During the 15th century, quickly painted woodcuts were the favorite art form of the masses. The woodblock’s hardy constitution allowed thousands of impressions to be printed so that they were much more affordable than paintings or manuscript illuminations. Yet despite their initial numbers and popularity, very few sheets have survived—in some cases, only a single one.
This exhibition brings together a small group of brilliantly colored European woodcuts that show exactly how a largely illiterate public liked their devotional imagery: raw, emotional, and very bloody. Indeed, Christ’s blood flows freely throughout the works gathered in this intimate exhibition—thickly painted onto his tortured body and symbolically transmuting from wine into blood at the Last Supper and later, miraculously, during the Eucharist. The Scourging of Christ woodcut particularly demonstrates a fascination with violence. While the print originally included no indication of blood, it was supplied in abundance in the hand-colored impression. As this print has never before been exhibited—and exposed to the harmful effects of light—its garish tones look the way they did when the color was first applied.

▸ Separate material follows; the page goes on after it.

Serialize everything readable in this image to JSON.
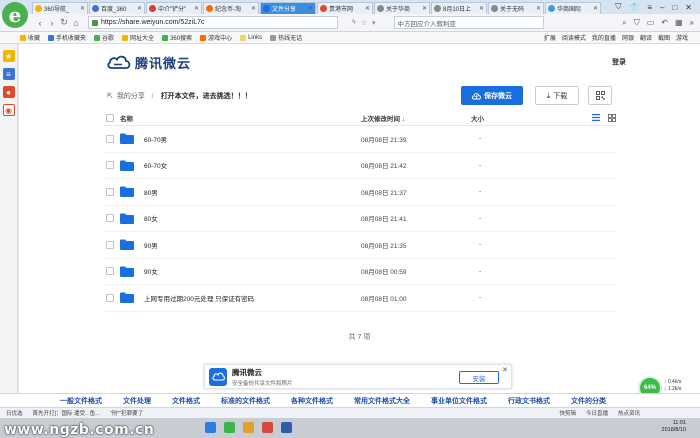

In fact, many of these rare early German woodcuts were vibrantly decorated with stencils and less stable media such as hand-coloring or gold-leaf illumination, which is why they have been infrequently displayed at the Art Institute of Chicago. To limit fading, hand-colored prints can be exposed to light for a maximum of three months every five years. Thus, four of the woodcuts in this exhibition will be exchanged halfway through the six-month installation, offering an unusual opportunity to see a total of eight of the museum’s early hand-colored prints.
For even more early German woodcuts, leaf through the pages of our Devotional Scrapbook online, one selection from the Department of Prints and Drawings and the Ryerson and Burham Libraries Special Collections that has been digitized as part of Turning the Pages.
3 hours 34 min ago The Art Institute of Chicago This Friday our beloved lions don their evergreen wreaths again, a tradition 24 years and running. But event regulars may recall the lions have sported other looks before.
Learn how the Modern Wing, solar power, and the wishes of thousands of schoolchildren briefly changed a Chicago tradition.
21 hours 26 min ago The Art Institute of Chicago A kiss under the mistletoe? Plant one on that special somebody and share your glad tidings with fellow art lovers around the world.
Post your photos in the comments or on Twitter and Instagram @artinstitutechi.
1 day 3 hours ago The Art Institute of Chicago Happy birthday to the famous artist and chronicler of Parisian nightlife Henri de Toulouse-Lautrec.
This poster is said to have launched the career of French can-can dancer Jane Avril, whose alluring and unique stage persona inspired Nicole Kidman’s character in the film Moulin Rouge.
See two rarely exhibited prints of Jane Avril along with several other works by Toulouse-Lautrec in Gallery 242.